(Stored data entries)

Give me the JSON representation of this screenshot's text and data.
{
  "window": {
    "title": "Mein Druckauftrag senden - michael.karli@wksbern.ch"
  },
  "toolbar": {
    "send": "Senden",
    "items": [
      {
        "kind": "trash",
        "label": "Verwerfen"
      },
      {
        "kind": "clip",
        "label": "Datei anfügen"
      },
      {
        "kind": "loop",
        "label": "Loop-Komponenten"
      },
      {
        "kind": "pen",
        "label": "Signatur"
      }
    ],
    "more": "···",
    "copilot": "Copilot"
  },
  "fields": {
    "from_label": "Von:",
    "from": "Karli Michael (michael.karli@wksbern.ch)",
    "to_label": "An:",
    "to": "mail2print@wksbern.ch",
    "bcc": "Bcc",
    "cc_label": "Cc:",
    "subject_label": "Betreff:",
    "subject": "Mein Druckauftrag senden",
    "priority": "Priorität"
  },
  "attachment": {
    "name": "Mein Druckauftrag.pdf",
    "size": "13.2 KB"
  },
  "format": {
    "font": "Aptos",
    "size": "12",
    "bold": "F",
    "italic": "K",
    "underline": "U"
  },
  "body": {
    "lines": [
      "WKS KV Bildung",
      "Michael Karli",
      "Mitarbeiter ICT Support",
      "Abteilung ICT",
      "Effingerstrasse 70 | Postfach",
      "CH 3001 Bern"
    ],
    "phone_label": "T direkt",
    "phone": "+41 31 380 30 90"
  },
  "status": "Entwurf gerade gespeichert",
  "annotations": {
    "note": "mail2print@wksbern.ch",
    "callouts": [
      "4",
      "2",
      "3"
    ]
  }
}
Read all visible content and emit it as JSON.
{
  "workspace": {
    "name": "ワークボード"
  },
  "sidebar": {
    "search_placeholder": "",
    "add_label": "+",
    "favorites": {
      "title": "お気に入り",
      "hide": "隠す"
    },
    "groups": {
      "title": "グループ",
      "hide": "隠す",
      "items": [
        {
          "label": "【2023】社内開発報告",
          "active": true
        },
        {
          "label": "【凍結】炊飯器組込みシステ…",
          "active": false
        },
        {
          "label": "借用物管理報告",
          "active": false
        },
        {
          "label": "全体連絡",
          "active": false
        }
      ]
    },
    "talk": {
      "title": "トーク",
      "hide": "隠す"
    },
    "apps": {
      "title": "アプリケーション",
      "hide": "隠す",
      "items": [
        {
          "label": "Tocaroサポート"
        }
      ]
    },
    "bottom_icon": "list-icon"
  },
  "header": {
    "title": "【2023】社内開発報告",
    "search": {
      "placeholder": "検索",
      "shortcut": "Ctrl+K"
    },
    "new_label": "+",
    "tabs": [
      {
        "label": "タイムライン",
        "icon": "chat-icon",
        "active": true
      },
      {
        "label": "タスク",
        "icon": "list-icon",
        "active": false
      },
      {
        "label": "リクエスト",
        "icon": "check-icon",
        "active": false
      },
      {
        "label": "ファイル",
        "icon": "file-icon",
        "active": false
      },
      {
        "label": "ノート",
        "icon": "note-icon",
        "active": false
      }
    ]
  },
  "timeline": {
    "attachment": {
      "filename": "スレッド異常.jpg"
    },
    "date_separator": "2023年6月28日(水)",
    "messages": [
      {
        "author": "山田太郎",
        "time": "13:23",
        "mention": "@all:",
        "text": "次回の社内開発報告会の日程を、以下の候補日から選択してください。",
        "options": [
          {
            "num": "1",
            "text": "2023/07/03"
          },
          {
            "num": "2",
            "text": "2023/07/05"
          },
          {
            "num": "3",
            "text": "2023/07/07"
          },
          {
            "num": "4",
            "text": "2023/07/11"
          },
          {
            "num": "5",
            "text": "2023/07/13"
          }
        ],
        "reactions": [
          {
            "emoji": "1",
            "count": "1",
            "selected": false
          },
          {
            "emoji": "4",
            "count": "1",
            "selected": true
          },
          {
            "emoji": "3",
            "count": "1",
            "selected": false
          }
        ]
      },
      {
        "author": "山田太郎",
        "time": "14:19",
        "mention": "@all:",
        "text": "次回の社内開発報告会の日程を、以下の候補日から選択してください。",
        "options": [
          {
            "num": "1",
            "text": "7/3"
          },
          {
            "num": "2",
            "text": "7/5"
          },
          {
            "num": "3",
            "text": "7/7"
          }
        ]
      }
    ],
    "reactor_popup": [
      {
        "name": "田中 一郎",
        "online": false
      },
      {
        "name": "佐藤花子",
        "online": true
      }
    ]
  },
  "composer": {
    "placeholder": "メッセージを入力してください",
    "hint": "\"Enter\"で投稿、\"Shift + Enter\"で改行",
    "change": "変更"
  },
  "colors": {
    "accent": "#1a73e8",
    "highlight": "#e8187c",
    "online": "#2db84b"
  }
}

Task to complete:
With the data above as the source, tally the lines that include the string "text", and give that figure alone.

Expected answer:
11